Like many people, I find it much easier to be in a constant state of curiosity while on the road, in new surroundings, than at home, where I get caught up in the familiarity of my daily routine.
So, as I crossed the Coronado Bridge towards the small town (relatively speaking) of 25,000, and thought about the impending end of my off-beat road trip, I asked myself: How can I continue to be a curious traveler at home?
While I don’t live in the “Crown City,” I spend time here often with a number of friends who do. It’s a familiar place to me. We have our favorite go-to spots to hit up for food, drinks, and entertainment.
So, on the Fourth of July I decided to do everything I could to keep my “outsider” glasses on. Here’s what I learned:
Try something when it’s still in development.
I arrived on the eve of the 4th for the island city of Coronado’s third annual circumnavigation bike ride.
This was not a well-oiled machine, by any means.
People didn’t stay bunched together very well, there were no live bands playing as we rode by, and no beer garden waiting for us at the end.
Instead there was lots of excited chatter about how to improve the ride for next year. Make it bigger, make it better. I loved being part of the event in its infancy, brainstorming possibilities for its future with friends.
Besides that, the mayor led the entire procession on a Segway. That’s quality entertainment.
Forget what your mom told you: talk to strangers!
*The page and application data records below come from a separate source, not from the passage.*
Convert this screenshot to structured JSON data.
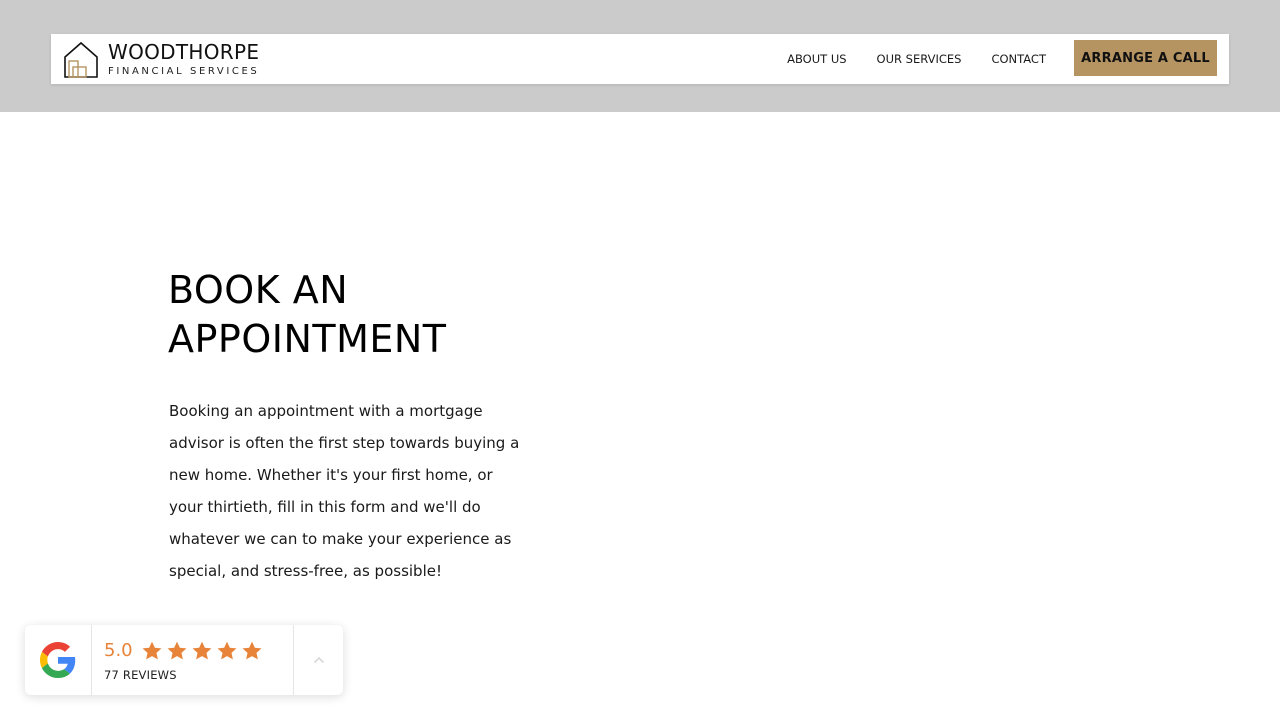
{
  "brand": {
    "name": "WOODTHORPE",
    "subtitle": "FINANCIAL SERVICES",
    "logo_icon": "house-outline-icon"
  },
  "nav": {
    "items": [
      {
        "label": "ABOUT US"
      },
      {
        "label": "OUR SERVICES"
      },
      {
        "label": "CONTACT"
      }
    ],
    "cta_label": "ARRANGE A CALL"
  },
  "hero": {
    "title_line1": "BOOK AN",
    "title_line2": "APPOINTMENT",
    "body": "Booking an appointment with a mortgage advisor is often the first step towards buying a new home. Whether it's your first home, or your thirtieth, fill in this form and we'll do whatever we can to make your experience as special, and stress-free, as possible!"
  },
  "reviews": {
    "provider_icon": "google-icon",
    "score": "5.0",
    "stars": 5,
    "count_label": "77 REVIEWS",
    "toggle_icon": "chevron-up-icon"
  },
  "colors": {
    "top_band": "#cbcbcb",
    "accent_gold": "#b59462",
    "star_orange": "#e8843a"
  }
}
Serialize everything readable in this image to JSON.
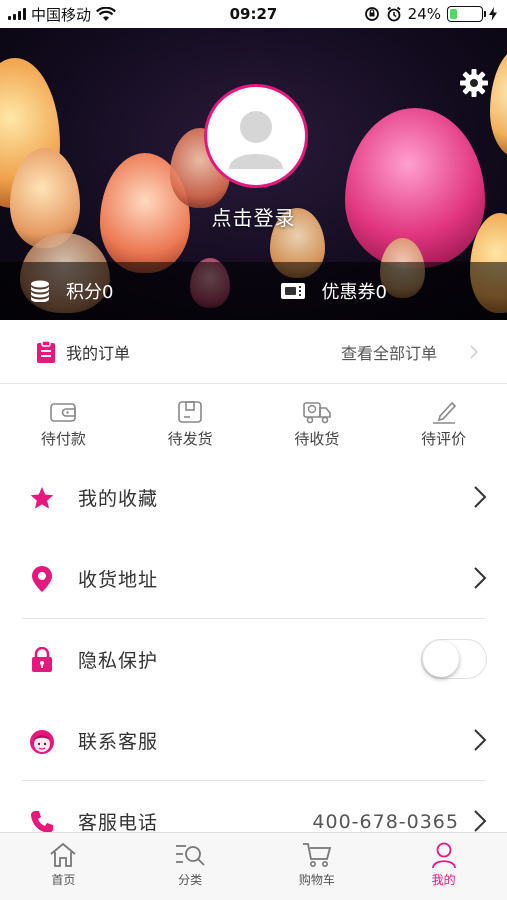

Coronado has held a morning parade on Independence Day for more than 60 years. Instead of staying with my friends the whole time, I left our post and went wandering around with camera in hand.
Most of the times I stopped to snap photos, I ended up striking up a conversation with a stranger. One woman told me how the parade had changed over the years, a little boy offered to share his stars ‘n stripes lollipop with me, and a friendly group poured a Bud Light in a red cup and invited me to join them for some post-parade party hopping.
When I have a built-in community in town, it’s easy to forget that potential
new friends are all around. This was a good reminder.
Take people up on their offers, even if you hardly know them.
After the parade, while I was hanging out at Island Surf (the best surf shop in town and local hangout for misfits of all ages) with one of the managers, Eric Van Burren, a girl came into the shop. I’d met her a few times before, but this time she was holding wristbands.
“Wanna see the best view of the fireworks?” she asked. I wasn’t sure if l was included in this inquiry. “I have extras here for whoever wants them. They get you into the yacht club.”
And that’s how we all ended up at the Coronado Yacht Club later that night enjoying the band playing on the lawn by the docks and watching the fireworks up close and personal.
Don’t get stuck in a rut…try somewhere new.
The next morning I woke up famished. My friends had all gone back to work, so I was on my own to find some good eats.
I bypassed my tried-and-true favorites in search of somewhere I’d never been. I walked until I was past the main strip and noticed a little restaurant that was buzzing.
Maria greeted me as I took my seat on the patio of Crown Bistro. She explained the specials, but I had already zeroed in on the Bananas Foster french toast. The dish came out with a stack of thick fluffy bread smothered in sautéed bananas, rum flambé sauce, whipped cream and a dollop of vanilla ice cream, all for 10 bucks.
“Happy birthday!” Maria joked as she dropped it off.
I’d found a new favorite.
While this isn’t always the outcome of trying a new place, it’s worth the risk for the gems you do discover!
Lastly: Look at things upside down.
That evening I got a chance to go for a sunset sail with Manny, the owner of Island Surf, something he’d mentioned at the shop the day before. I’d never been sailing in the Coronado Bay and jumped at the offer.
What resulted was seeing the iconic Coronado Bridge I’d driven over hundreds of times from a new perspective. I got to look up at its belly from below, watch sailboats pass between the massive pylons, and see the skyscrapers of downtown San Diego lined up below it.
Doing anything like this — climbing to the top of a tall building, laying on your back in the park, hanging by your legs from the jungle gym bars in your neighborhood park — adds a new dimension to the way you experience a place, which is at the very heart of exploration and discovery.
Now it’s your turn. Get out and get curious in your own city!
Follow Shannon’s adventures on Twitter @CuriousTraveler and on Instagram @ShannonSwitzer
Shannon is photographing with an Olympus PEN E-PM1 and an Olympus Tough TG-820.